* The problem:
What lines below include the word "Mobile"? Copy each one.

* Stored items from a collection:
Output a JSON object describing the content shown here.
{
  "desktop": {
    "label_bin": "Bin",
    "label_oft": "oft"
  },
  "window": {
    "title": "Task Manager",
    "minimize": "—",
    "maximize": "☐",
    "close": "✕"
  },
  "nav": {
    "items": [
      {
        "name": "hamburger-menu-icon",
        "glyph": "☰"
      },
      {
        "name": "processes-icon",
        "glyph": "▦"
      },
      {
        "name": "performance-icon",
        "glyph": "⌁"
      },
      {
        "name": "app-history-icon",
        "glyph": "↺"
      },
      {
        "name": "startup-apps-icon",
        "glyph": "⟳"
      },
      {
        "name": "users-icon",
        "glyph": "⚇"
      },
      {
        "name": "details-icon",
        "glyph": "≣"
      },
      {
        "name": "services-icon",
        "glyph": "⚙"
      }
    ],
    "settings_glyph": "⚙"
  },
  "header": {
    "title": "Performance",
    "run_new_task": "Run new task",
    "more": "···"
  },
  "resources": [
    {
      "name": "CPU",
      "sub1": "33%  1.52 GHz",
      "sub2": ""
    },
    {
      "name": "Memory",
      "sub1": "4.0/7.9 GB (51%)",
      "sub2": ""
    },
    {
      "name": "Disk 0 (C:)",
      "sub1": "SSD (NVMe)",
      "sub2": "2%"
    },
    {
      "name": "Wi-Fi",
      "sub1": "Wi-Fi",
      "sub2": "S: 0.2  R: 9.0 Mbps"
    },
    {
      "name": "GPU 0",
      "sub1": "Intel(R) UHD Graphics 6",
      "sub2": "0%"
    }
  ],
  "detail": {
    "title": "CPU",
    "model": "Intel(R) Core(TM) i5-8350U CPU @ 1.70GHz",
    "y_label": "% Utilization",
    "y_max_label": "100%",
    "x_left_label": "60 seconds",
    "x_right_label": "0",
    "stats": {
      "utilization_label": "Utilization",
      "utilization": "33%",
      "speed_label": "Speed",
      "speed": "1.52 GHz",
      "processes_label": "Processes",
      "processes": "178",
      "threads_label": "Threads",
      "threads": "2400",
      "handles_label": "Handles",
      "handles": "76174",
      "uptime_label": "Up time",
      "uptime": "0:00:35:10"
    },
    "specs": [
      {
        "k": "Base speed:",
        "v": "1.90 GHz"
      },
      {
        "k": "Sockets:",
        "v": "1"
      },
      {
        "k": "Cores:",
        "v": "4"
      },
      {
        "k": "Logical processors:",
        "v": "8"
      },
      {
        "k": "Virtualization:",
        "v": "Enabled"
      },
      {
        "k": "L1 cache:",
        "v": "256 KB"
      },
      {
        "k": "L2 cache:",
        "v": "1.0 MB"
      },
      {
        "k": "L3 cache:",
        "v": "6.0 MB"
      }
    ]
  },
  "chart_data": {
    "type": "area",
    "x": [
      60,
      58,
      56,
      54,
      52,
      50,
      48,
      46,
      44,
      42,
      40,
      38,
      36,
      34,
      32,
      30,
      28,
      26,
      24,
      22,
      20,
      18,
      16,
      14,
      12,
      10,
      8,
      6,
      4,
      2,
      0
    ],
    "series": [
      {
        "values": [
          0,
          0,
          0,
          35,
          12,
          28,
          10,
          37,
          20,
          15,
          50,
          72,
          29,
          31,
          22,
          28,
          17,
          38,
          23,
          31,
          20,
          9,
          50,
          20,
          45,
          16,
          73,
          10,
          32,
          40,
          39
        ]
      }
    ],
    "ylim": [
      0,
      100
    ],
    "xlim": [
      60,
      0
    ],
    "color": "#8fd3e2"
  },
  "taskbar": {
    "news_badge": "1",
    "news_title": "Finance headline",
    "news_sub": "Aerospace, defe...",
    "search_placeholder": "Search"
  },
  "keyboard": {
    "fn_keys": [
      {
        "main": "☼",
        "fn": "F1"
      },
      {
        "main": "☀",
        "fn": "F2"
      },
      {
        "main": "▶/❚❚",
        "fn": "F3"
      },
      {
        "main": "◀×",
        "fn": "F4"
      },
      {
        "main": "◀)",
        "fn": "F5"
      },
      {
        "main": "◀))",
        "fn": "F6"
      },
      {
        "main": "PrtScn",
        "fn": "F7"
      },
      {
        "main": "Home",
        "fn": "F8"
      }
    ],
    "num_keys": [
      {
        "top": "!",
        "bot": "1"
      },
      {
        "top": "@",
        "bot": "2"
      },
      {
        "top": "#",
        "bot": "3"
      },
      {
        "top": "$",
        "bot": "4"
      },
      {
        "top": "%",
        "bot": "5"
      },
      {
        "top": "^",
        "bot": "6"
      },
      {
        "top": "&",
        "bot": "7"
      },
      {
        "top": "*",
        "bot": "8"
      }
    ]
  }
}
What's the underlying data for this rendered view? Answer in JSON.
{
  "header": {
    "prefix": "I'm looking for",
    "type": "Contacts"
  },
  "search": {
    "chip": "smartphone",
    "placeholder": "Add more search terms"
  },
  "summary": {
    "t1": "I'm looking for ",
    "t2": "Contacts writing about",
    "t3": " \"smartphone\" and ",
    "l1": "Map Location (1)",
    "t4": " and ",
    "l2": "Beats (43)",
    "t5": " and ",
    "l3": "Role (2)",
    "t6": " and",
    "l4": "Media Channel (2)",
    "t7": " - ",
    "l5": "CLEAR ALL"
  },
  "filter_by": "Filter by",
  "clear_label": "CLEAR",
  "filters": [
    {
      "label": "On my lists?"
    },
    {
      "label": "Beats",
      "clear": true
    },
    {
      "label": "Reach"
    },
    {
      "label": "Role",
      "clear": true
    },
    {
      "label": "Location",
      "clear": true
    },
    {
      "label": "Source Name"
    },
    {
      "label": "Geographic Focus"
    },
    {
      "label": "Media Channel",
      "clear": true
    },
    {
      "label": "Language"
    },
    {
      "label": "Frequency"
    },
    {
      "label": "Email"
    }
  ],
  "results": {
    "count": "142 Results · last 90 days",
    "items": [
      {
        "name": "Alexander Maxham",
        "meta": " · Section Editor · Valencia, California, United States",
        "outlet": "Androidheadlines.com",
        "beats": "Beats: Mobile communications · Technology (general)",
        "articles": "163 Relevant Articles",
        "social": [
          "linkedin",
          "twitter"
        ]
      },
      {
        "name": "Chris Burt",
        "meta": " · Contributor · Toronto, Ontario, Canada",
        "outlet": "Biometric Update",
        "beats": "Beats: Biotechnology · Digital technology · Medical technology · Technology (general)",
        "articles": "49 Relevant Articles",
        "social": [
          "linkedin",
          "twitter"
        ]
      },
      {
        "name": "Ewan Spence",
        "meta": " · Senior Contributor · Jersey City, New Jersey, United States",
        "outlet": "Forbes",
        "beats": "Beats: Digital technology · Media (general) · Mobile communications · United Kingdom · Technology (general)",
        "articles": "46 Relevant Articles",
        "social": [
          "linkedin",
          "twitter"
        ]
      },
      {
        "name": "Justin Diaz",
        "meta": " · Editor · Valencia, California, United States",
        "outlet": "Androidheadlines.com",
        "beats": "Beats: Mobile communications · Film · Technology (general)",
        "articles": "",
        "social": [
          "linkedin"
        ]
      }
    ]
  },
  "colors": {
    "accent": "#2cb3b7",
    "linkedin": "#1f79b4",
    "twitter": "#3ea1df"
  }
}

* Solved problem:
        "beats": "Beats: Mobile communications · Technology (general)",
        "beats": "Beats: Digital technology · Media (general) · Mobile communications · United Kingdom · Technology (general)",
        "beats": "Beats: Mobile communications · Film · Technology (general)",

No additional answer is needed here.